What is the number of lines in the data holding the word "appears"? Give that number by itself.

Information shown ▸
───

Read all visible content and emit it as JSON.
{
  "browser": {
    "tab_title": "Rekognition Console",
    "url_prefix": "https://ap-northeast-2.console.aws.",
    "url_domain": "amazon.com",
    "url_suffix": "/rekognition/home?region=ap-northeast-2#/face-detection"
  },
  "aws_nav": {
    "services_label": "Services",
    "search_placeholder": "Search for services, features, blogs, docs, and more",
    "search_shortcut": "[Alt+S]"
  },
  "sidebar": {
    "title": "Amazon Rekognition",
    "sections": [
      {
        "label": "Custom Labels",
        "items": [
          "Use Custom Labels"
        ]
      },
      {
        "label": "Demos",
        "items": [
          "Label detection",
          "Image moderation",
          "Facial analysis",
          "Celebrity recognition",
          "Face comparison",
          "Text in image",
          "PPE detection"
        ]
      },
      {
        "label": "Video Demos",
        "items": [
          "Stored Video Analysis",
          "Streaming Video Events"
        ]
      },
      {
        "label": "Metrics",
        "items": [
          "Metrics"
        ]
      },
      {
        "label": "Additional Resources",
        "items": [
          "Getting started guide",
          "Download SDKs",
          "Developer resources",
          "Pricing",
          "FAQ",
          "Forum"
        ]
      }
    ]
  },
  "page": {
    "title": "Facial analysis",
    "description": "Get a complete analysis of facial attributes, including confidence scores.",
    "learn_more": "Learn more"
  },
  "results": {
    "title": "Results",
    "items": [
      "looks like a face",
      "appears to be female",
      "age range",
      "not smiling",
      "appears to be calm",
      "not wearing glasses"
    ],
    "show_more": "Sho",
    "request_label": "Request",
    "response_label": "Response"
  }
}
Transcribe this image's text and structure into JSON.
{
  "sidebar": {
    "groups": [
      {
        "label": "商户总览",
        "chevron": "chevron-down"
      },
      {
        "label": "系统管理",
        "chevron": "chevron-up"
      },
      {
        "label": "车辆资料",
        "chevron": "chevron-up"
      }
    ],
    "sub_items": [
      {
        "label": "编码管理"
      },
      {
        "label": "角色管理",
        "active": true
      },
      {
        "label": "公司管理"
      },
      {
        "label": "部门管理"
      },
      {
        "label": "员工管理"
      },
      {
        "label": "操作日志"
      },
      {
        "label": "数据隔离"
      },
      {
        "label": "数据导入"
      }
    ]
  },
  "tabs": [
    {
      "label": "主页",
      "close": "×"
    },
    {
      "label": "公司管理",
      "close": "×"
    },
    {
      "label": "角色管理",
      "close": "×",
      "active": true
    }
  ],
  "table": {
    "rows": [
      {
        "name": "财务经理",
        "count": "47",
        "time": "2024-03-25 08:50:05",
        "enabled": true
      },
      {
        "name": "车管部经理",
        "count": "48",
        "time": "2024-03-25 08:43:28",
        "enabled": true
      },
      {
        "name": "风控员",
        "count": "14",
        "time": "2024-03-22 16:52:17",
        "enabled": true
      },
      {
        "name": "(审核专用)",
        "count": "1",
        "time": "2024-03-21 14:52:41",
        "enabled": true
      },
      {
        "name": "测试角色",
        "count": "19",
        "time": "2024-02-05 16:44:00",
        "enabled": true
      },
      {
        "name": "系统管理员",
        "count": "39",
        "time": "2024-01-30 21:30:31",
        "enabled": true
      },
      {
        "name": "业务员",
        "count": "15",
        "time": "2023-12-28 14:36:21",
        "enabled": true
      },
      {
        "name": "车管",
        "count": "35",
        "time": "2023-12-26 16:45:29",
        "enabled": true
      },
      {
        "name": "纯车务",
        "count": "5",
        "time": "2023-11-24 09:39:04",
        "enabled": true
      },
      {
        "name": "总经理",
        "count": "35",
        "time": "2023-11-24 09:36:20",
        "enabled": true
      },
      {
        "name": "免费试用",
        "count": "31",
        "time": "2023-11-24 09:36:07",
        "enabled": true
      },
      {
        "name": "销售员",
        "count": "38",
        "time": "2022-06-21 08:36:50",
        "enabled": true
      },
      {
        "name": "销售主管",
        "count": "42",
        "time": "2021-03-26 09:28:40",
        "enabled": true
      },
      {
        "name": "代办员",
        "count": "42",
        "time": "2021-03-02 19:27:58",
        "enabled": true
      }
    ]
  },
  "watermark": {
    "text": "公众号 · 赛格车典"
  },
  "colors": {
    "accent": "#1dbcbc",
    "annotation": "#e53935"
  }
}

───

Exercise output ▸ 2